**Exercise directions**
Find every line in the data that contains the word "littlelemon". Return each of those lines.

[Entries from a dataset of interfaces]

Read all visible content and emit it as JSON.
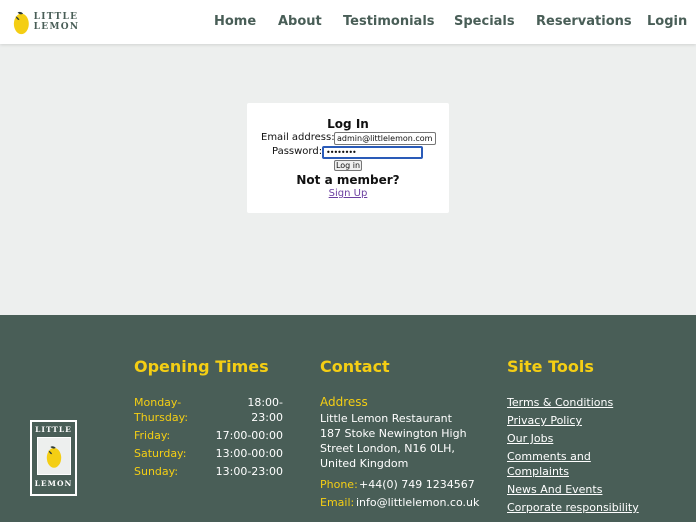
{
  "header": {
    "logo_text": "LITTLE LEMON",
    "nav": [
      "Home",
      "About",
      "Testimonials",
      "Specials",
      "Reservations",
      "Login"
    ]
  },
  "login": {
    "title": "Log In",
    "email_label": "Email address:",
    "email_value": "admin@littlelemon.com",
    "password_label": "Password:",
    "password_value": "••••••••",
    "button_label": "Log in",
    "not_member": "Not a member?",
    "signup_link": "Sign Up"
  },
  "footer": {
    "logo_top": "LITTLE",
    "logo_bottom": "LEMON",
    "opening": {
      "title": "Opening Times",
      "rows": [
        {
          "day": "Monday-\nThursday:",
          "hours": "18:00-\n23:00"
        },
        {
          "day": "Friday:",
          "hours": "17:00-00:00"
        },
        {
          "day": "Saturday:",
          "hours": "13:00-00:00"
        },
        {
          "day": "Sunday:",
          "hours": "13:00-23:00"
        }
      ]
    },
    "contact": {
      "title": "Contact",
      "address_label": "Address",
      "address_lines": [
        "Little Lemon Restaurant",
        "187 Stoke Newington High",
        "Street London, N16 0LH,",
        "United Kingdom"
      ],
      "phone_label": "Phone:",
      "phone_value": "+44(0) 749 1234567",
      "email_label": "Email:",
      "email_value": "info@littlelemon.co.uk"
    },
    "site_tools": {
      "title": "Site Tools",
      "links": [
        "Terms & Conditions",
        "Privacy Policy",
        "Our Jobs",
        "Comments and\nComplaints",
        "News And Events",
        "Corporate responsibility"
      ]
    }
  },
  "colors": {
    "primary_green": "#495e57",
    "primary_yellow": "#f4ce14",
    "background": "#edefee"
  }
}
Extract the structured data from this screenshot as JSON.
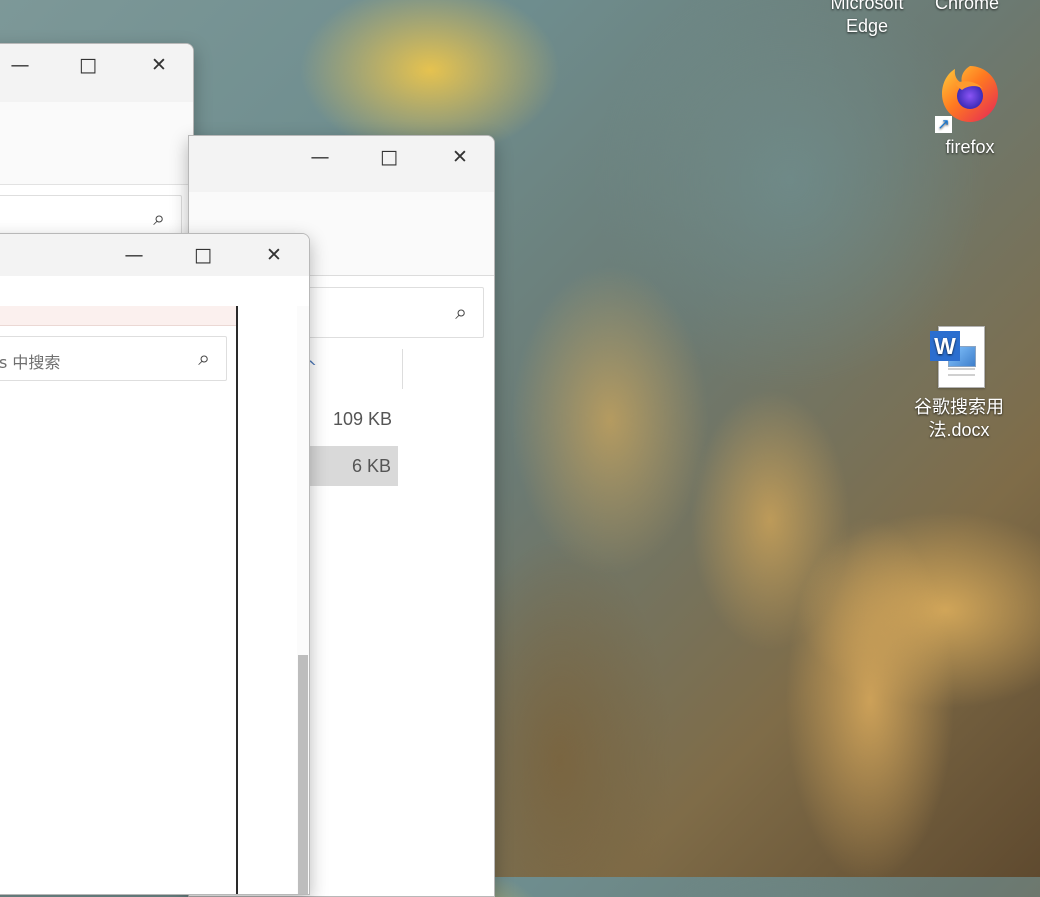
{
  "desktop": {
    "icons": [
      {
        "label_line1": "Microsoft",
        "label_line2": "Edge",
        "icon": "edge-icon"
      },
      {
        "label": "Chrome",
        "icon": "chrome-icon"
      },
      {
        "label": "firefox",
        "icon": "firefox-icon",
        "shortcut_overlay": "shortcut-arrow-icon"
      },
      {
        "label_line1": "谷歌搜索用",
        "label_line2": "法.docx",
        "icon": "word-document-icon"
      }
    ]
  },
  "windows": {
    "back": {
      "caption_buttons": {
        "minimize": "—",
        "maximize": "□",
        "close": "✕"
      },
      "search_icon": "⌕"
    },
    "middle": {
      "caption_buttons": {
        "minimize": "—",
        "maximize": "□",
        "close": "✕"
      },
      "search_icon": "⌕",
      "sort_indicator": "^",
      "file_sizes": [
        "109 KB",
        "6 KB"
      ]
    },
    "front": {
      "caption_buttons": {
        "minimize": "—",
        "maximize": "□",
        "close": "✕"
      },
      "search_placeholder": "s 中搜索",
      "search_icon": "⌕"
    }
  },
  "colors": {
    "window_bg": "#ffffff",
    "titlebar_bg": "#f3f3f3",
    "selection_bg": "#d9d9d9",
    "scrollbar_thumb": "#bdbdbd"
  }
}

**Problem solution**
    "email_value": "admin@littlelemon.com",
      "email_value": "info@littlelemon.co.uk"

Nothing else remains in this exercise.